ASSIGNED TASK. Go over the entries and report the lines where the word "shown" occurs.

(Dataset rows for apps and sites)
..............................

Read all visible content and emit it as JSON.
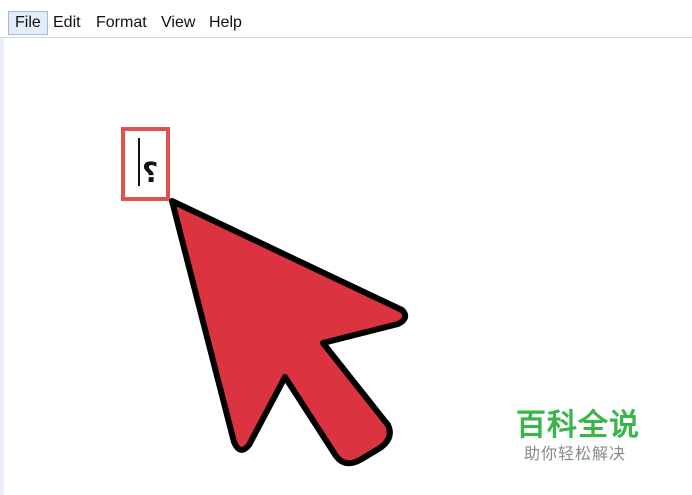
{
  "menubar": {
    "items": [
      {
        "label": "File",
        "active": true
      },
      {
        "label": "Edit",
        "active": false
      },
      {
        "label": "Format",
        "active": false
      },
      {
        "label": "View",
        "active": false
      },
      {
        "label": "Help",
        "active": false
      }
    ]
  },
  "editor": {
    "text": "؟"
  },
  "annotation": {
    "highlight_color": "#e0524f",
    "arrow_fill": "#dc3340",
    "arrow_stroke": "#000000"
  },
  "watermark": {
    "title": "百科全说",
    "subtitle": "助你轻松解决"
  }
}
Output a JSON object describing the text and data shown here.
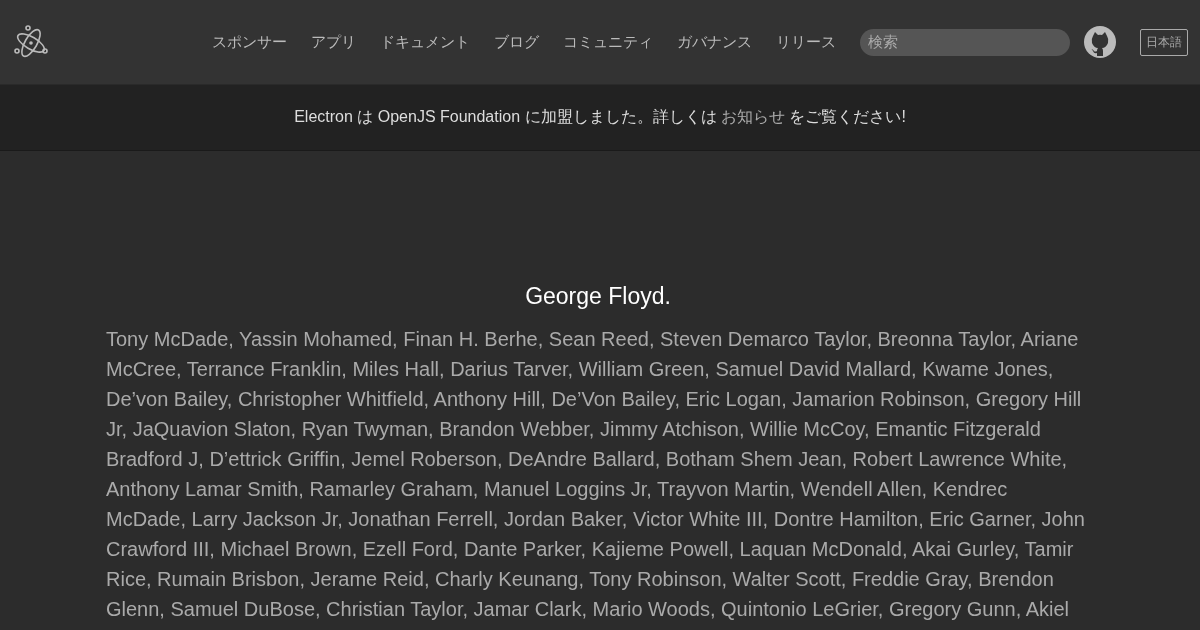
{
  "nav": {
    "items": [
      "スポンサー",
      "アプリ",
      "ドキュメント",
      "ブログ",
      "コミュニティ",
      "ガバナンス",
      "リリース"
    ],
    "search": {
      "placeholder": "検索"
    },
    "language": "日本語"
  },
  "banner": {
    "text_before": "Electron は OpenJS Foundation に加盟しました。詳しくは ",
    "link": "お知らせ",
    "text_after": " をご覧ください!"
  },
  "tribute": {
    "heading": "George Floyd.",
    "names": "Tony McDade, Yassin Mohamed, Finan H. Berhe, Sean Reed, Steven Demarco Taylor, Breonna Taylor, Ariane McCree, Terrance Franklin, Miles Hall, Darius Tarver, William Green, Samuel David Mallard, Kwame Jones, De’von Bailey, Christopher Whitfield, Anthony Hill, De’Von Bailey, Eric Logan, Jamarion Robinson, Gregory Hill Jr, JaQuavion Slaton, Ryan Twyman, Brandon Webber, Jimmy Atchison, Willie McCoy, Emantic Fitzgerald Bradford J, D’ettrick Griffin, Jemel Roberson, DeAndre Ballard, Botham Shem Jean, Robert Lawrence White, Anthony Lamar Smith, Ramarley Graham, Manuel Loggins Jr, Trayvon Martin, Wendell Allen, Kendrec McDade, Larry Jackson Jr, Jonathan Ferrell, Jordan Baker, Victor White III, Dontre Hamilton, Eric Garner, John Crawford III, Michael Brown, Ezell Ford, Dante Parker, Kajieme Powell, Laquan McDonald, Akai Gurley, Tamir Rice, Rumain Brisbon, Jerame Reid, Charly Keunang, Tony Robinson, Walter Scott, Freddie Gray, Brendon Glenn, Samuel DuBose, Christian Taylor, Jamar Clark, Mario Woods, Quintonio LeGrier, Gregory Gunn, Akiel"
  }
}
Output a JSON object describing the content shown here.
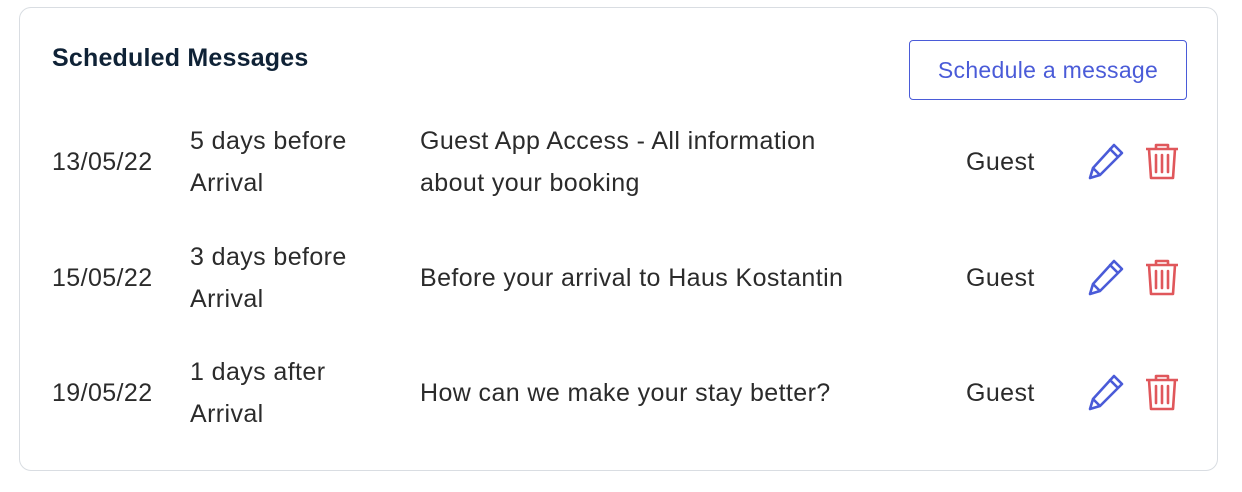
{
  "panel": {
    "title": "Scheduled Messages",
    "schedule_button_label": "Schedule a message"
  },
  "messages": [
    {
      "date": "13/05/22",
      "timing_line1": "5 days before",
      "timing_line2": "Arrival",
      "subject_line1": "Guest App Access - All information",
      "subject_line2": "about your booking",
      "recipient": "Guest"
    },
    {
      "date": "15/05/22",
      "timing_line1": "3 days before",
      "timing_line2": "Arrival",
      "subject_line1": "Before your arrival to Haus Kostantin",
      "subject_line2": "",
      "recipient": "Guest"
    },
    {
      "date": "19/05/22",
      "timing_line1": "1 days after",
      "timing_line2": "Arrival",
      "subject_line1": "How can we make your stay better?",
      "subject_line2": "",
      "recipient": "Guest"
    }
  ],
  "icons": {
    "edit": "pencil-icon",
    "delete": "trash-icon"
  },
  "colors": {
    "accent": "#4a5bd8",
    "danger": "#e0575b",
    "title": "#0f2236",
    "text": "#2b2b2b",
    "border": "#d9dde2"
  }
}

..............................

EXERCISE RESPONSE.
Output a JSON object describing the text and data shown here.
Output a JSON object describing the content shown here.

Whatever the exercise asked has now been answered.